Barnett, T., Malone, R., Pennell, W., Stammer, D., Semtner, B. and Washington, W. 2004. The effects of climate change on water resources in the West: Introduction and overview. Climatic Change 62: 1-11.

Barnett, T.P. and Pierce, D.W. 2009. Sustainable water deliveries from the Colorado River in a changing climate. Proceedings of the National Academy of Sciences USA 106: 7334-7338.

Cook, E.R., Woodhouse, C., Eakin, C.M., Meko, D.M. and Stahle, D.W. 2004. Long-term aridity changes in the western United States. Science 306: 1015-1018.

Graumlich, L.J., Pisaric, M.F.J., Waggoner, L.A., Littell, J.S. and King, J.C. 2003. Upper Yellowstone River flow and teleconnections with Pacific Basin climate variability during the past three centuries. Climatic Change 59: 245-262.

Rauscher, A.A., Pal, J.S., Diffenbaugh, N.S. and Benedetti, M.M. 2008. Future changes in snowmelt-driven runoff timing over the western U.S. Geophysical Research Letters 35: 10.1029/2008GL034424.

Timilsena, J., Piechota, T.C., Hidalgo, H. and Tootle, G. 2007. Five hundred years of drought in the upper Colorado River basin. Journal of the American Water Resources Association 43: 798-812.

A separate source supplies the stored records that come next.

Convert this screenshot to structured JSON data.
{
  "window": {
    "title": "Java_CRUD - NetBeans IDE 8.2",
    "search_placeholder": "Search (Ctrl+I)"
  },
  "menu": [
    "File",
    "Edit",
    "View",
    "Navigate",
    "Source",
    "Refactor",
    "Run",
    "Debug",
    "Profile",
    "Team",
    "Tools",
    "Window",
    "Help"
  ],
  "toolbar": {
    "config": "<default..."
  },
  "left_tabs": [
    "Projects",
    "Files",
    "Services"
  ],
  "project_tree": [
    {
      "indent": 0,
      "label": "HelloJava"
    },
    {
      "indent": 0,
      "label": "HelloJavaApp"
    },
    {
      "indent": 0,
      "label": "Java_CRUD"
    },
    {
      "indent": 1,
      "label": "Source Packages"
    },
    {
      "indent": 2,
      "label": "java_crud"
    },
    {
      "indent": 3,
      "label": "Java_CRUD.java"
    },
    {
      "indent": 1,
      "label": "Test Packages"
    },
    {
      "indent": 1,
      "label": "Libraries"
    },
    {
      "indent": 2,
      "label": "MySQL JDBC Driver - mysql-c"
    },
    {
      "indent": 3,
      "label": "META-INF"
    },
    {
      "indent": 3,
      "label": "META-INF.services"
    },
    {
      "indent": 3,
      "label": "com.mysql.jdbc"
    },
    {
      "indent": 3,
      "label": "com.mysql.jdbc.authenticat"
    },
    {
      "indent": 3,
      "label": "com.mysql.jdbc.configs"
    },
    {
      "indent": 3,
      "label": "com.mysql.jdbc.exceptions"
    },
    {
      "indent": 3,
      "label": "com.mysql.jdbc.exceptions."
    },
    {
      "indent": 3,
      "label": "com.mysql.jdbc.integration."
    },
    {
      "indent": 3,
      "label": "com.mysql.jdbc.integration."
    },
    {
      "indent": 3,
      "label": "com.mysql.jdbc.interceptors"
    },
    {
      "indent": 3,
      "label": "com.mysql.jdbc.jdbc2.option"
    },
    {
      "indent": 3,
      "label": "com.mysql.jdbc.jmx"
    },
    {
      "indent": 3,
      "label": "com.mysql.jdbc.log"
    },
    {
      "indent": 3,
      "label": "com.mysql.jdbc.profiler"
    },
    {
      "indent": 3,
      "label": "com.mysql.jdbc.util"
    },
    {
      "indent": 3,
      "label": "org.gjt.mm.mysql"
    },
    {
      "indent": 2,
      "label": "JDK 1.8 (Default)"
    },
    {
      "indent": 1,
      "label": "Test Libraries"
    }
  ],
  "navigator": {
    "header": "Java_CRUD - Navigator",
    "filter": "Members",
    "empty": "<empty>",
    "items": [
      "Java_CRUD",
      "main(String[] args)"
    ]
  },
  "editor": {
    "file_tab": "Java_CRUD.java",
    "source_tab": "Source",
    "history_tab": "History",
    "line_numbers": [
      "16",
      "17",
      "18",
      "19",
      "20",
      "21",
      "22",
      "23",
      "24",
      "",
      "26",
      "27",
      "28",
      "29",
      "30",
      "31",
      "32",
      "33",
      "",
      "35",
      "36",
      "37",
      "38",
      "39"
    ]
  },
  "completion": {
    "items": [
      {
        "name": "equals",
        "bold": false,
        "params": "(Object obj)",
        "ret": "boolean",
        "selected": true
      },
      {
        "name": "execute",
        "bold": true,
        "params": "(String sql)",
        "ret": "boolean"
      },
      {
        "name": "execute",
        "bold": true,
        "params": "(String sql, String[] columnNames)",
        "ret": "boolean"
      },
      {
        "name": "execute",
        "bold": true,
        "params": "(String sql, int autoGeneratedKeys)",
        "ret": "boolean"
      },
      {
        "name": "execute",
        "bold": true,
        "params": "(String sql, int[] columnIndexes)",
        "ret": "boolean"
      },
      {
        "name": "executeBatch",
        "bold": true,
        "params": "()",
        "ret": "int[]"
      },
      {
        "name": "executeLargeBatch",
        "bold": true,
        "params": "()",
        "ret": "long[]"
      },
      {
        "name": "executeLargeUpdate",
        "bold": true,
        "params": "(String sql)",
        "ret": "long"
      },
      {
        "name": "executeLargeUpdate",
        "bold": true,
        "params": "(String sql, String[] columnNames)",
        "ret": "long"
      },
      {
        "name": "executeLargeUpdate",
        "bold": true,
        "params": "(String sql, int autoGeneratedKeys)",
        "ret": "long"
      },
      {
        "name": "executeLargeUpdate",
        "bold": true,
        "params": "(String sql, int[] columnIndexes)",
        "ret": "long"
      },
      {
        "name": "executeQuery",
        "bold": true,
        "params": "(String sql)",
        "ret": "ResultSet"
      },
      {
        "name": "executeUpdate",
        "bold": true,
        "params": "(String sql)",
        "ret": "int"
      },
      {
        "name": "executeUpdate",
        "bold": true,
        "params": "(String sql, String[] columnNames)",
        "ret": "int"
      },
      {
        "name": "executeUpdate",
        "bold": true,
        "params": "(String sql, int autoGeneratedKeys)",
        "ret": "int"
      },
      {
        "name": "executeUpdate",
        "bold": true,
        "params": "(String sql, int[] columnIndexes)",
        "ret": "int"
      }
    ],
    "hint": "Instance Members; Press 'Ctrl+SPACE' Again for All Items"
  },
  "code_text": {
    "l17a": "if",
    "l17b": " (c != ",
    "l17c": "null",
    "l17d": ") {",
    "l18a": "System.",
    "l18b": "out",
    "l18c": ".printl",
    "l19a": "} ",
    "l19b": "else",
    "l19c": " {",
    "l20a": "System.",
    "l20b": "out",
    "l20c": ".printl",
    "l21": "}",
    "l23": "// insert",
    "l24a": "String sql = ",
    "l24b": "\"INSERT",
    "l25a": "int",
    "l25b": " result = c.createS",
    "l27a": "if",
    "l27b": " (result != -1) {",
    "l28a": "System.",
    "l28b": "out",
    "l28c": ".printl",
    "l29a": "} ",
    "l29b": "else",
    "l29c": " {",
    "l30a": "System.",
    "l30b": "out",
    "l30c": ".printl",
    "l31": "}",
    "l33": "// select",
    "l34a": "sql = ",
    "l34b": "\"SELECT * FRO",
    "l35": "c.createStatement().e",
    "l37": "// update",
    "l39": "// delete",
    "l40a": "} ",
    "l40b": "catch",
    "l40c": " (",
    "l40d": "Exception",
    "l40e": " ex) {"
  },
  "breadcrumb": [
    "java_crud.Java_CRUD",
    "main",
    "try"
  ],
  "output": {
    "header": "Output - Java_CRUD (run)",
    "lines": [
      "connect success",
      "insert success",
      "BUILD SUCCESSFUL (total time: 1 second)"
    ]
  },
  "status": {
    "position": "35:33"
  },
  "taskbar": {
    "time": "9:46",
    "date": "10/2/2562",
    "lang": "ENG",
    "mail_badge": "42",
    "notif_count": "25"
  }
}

Watson, T.A., Barnett, F.A., Gray, S.T. and Tootle, G.A. 2009. Reconstructed streamflows for the headwaters of the Wind River, Wyoming, United States. Journal of the American Water Resources Association 45: 1536-1554.

Wise, E. 2010. Tree Ring record of streamflow and drought in the upper Snake River. Water Resources Research 46: 10.1029/2010WR009282.

Woodhouse, C.A., Gray, S.T. and Meko, D.M. 2006. Updated streamflow reconstructions for the Upper Colorado River Basin. Water Resources Research 42: 10.1029/2005WR004455.

Reviewed 16 April 2014